DIRECTIONS → The pictures must be left out, while the rest of the data is copied exactly.

(Dataset rows for apps and sites)
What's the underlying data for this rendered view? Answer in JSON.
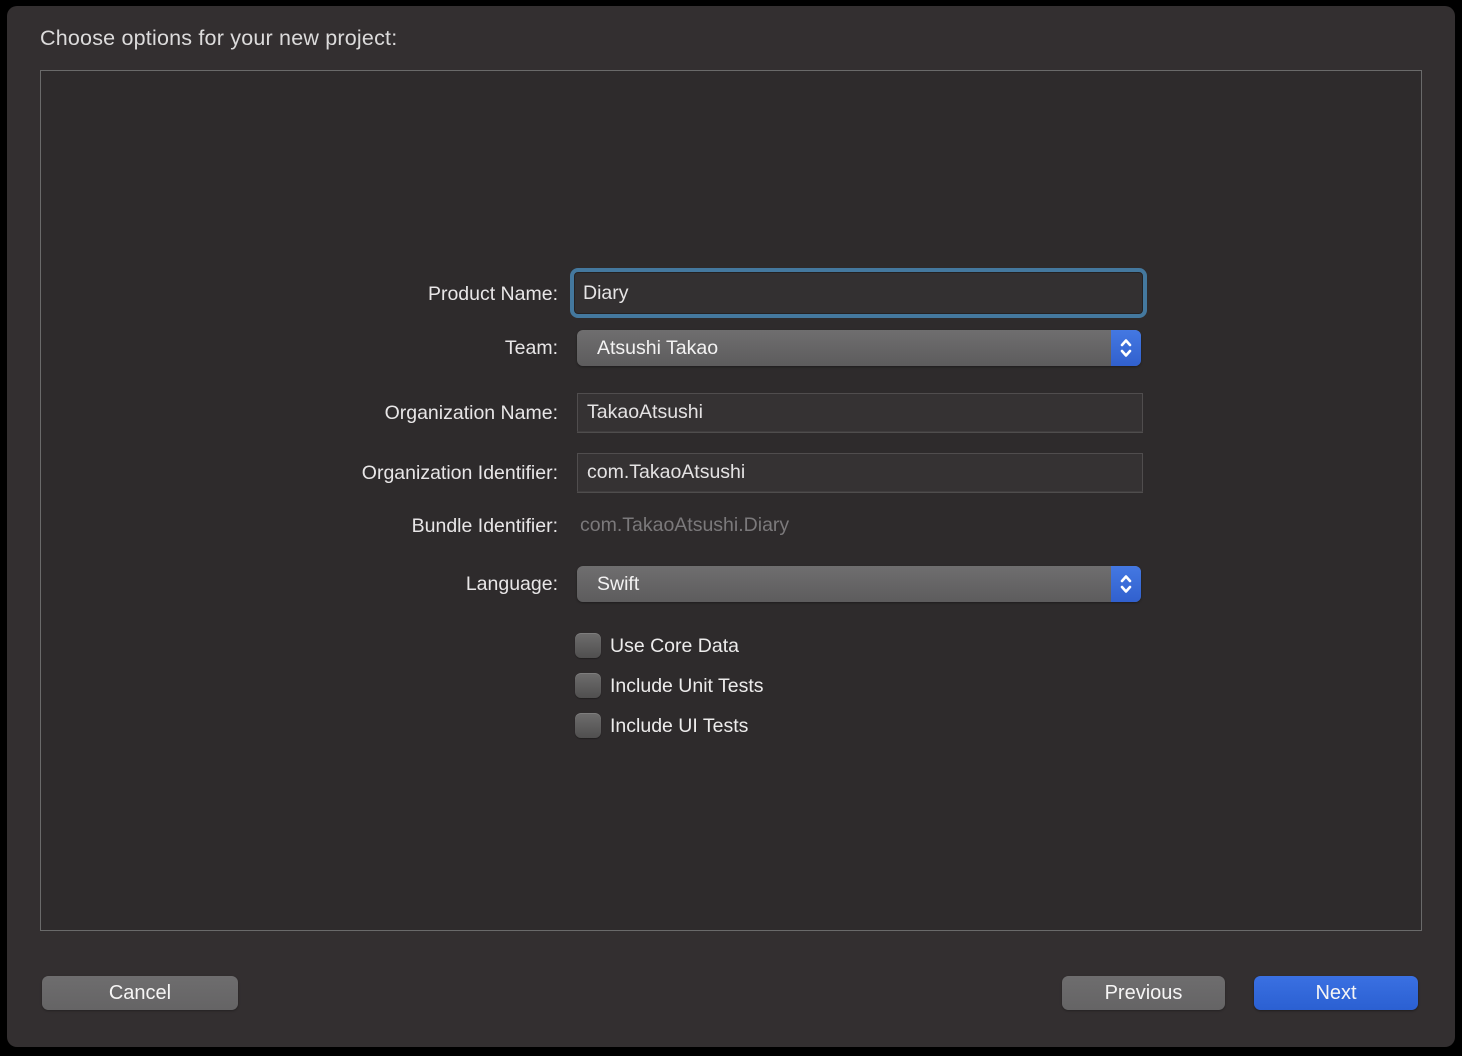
{
  "header": {
    "title": "Choose options for your new project:"
  },
  "form": {
    "product_name": {
      "label": "Product Name:",
      "value": "Diary"
    },
    "team": {
      "label": "Team:",
      "value": "Atsushi Takao"
    },
    "organization_name": {
      "label": "Organization Name:",
      "value": "TakaoAtsushi"
    },
    "organization_identifier": {
      "label": "Organization Identifier:",
      "value": "com.TakaoAtsushi"
    },
    "bundle_identifier": {
      "label": "Bundle Identifier:",
      "value": "com.TakaoAtsushi.Diary"
    },
    "language": {
      "label": "Language:",
      "value": "Swift"
    },
    "checkboxes": [
      {
        "label": "Use Core Data",
        "checked": false
      },
      {
        "label": "Include Unit Tests",
        "checked": false
      },
      {
        "label": "Include UI Tests",
        "checked": false
      }
    ]
  },
  "footer": {
    "cancel_label": "Cancel",
    "previous_label": "Previous",
    "next_label": "Next"
  },
  "colors": {
    "focus_ring_blue": "#44789e",
    "stepper_blue": "#3a6cd9",
    "next_button_blue": "#2f66d8",
    "button_grey": "#6a696a",
    "window_background": "#332f30",
    "content_background": "#2e2b2c",
    "muted_text": "#7b797b"
  }
}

TASK RESPONSE →
What's the underlying data for this rendered view? Answer in JSON.
{
  "header": {
    "title": "Choose options for your new project:"
  },
  "form": {
    "product_name": {
      "label": "Product Name:",
      "value": "Diary"
    },
    "team": {
      "label": "Team:",
      "value": "Atsushi Takao"
    },
    "organization_name": {
      "label": "Organization Name:",
      "value": "TakaoAtsushi"
    },
    "organization_identifier": {
      "label": "Organization Identifier:",
      "value": "com.TakaoAtsushi"
    },
    "bundle_identifier": {
      "label": "Bundle Identifier:",
      "value": "com.TakaoAtsushi.Diary"
    },
    "language": {
      "label": "Language:",
      "value": "Swift"
    },
    "checkboxes": [
      {
        "label": "Use Core Data",
        "checked": false
      },
      {
        "label": "Include Unit Tests",
        "checked": false
      },
      {
        "label": "Include UI Tests",
        "checked": false
      }
    ]
  },
  "footer": {
    "cancel_label": "Cancel",
    "previous_label": "Previous",
    "next_label": "Next"
  },
  "colors": {
    "focus_ring_blue": "#44789e",
    "stepper_blue": "#3a6cd9",
    "next_button_blue": "#2f66d8",
    "button_grey": "#6a696a",
    "window_background": "#332f30",
    "content_background": "#2e2b2c",
    "muted_text": "#7b797b"
  }
}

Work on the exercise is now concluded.